In their approach, the supported catalysts were designed considering the optimal position and orientation between the solid support and the catalyst. Copper-catalyzed alkyne azide cycloaddition reaction was used to immobilize the organocatalysts onto a solid support. The effects of the orientation, anchor position, and linker length on the catalytic activity of these catalysts in the Michael addition of aldehydes to β-nitrostyrenes was investigated.
The research team observed that the catalysts facilitated the transformation of various substrates with a yield ranging from 76 to 98% and enantiomeric excess between 94 – 97%. The resulting catalysts exhibited several advantages. Their bifunctional property rendered the use of additives during reaction unnecessary. As such, a simple filtration followed by solvent evaporation could be used to obtain the final product with high purity. Compared to others, these catalysts consumed less energy as they were operated at room temperature. Furthermore, optimal conditions were achieved in a single aprotic solvent, allowing more comprehensive access to structural complexity by facilitating an effective combination with other catalytic systems.
In summary, Dr. Tomás Martín and co-workers reported for the first time the successful fabrication of reusable polymers with catalytic activity for enantioselective Michael addition of aldehydes to β-nitrostyrenes that operate efficiently at room temperature. Further studies on the immobilized catalyst deactivation provided helpful information for increasing the catalytic activity and lifespan of such immobilized catalysts. In a statement to Advances in Engineering, lead author Dr. Tomás Martín noted that their study would expand the rational design of organocatalyst immobilization, an essential step towards sustainable chemistry.
Tomás Martín graduated in chemistry at the University of La Laguna, Tenerife, Spain in 1991, and obtained his Ph.D. in 1996 at the same University, working on the enantioselective synthesis of γ-lactones under the guidance of Dr. C. M. Rodríguez and Professor Víctor S. Martín. Later, he became a postdoctoral fellow of the Spanish Ministry of Education and Science (MEC) at the Scripps Research Institute from January 1997 to December 1998; where his research was focused on molecular recognition under the supervision of Professor Julius Rebek, Jr. In 1999, with a reincorporation contract from the Spanish MEC, he returned to the Canary Islands and joined Victor S. Martín´s group. In 2002, he was awarded a Ramón y Cajal (RyC) contract. With the RyC program he initiated a research project based on Supramolecular Chemistry. In 2005, he became Tenured Scientist at the Instituto de Productos Naturales y Agrobiología-CSIC, creating the “Molecular Recognition and Supramolecular Chemistry” group in 2008. In 2018, he was promoted to Research Scientist. At the moment, his research interests focus on supramolecular chemistry, organocatalysis, and total synthesis of bioactive natural products.

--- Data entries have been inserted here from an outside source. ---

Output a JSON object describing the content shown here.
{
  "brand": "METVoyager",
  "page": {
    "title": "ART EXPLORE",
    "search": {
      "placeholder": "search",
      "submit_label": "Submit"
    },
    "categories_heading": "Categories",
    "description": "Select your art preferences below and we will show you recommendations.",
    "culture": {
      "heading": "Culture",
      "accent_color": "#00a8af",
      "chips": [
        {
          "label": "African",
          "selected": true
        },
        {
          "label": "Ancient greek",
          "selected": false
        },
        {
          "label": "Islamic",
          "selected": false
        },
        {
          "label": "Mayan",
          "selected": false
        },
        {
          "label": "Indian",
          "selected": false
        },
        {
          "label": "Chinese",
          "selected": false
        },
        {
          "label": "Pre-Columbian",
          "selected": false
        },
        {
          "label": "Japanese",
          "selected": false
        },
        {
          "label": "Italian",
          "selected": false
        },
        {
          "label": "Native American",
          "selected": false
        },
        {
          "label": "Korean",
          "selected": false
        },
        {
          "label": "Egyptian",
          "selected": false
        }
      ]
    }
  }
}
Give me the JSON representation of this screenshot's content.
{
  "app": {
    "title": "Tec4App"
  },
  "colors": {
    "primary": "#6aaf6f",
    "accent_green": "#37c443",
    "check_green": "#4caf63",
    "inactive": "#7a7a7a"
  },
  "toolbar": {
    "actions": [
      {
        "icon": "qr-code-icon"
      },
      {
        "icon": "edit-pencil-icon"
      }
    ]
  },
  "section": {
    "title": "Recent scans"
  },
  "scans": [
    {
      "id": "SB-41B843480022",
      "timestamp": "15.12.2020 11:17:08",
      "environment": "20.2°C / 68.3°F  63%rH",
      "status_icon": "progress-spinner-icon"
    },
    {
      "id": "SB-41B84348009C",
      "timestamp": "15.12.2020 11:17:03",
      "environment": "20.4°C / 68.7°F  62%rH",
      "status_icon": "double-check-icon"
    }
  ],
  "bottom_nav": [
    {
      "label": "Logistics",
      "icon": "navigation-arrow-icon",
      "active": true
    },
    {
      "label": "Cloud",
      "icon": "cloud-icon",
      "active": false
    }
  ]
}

García‐Monzón, I., Borges‐González, J., & Martín, T. (2022). Solid‐supported tetrahydropyran‐based hybrid dipeptide catalysts for Michael addition of aldehydes to nitrostyrenes. Advanced Synthesis and Catalysis, 364(16), 2822–2829.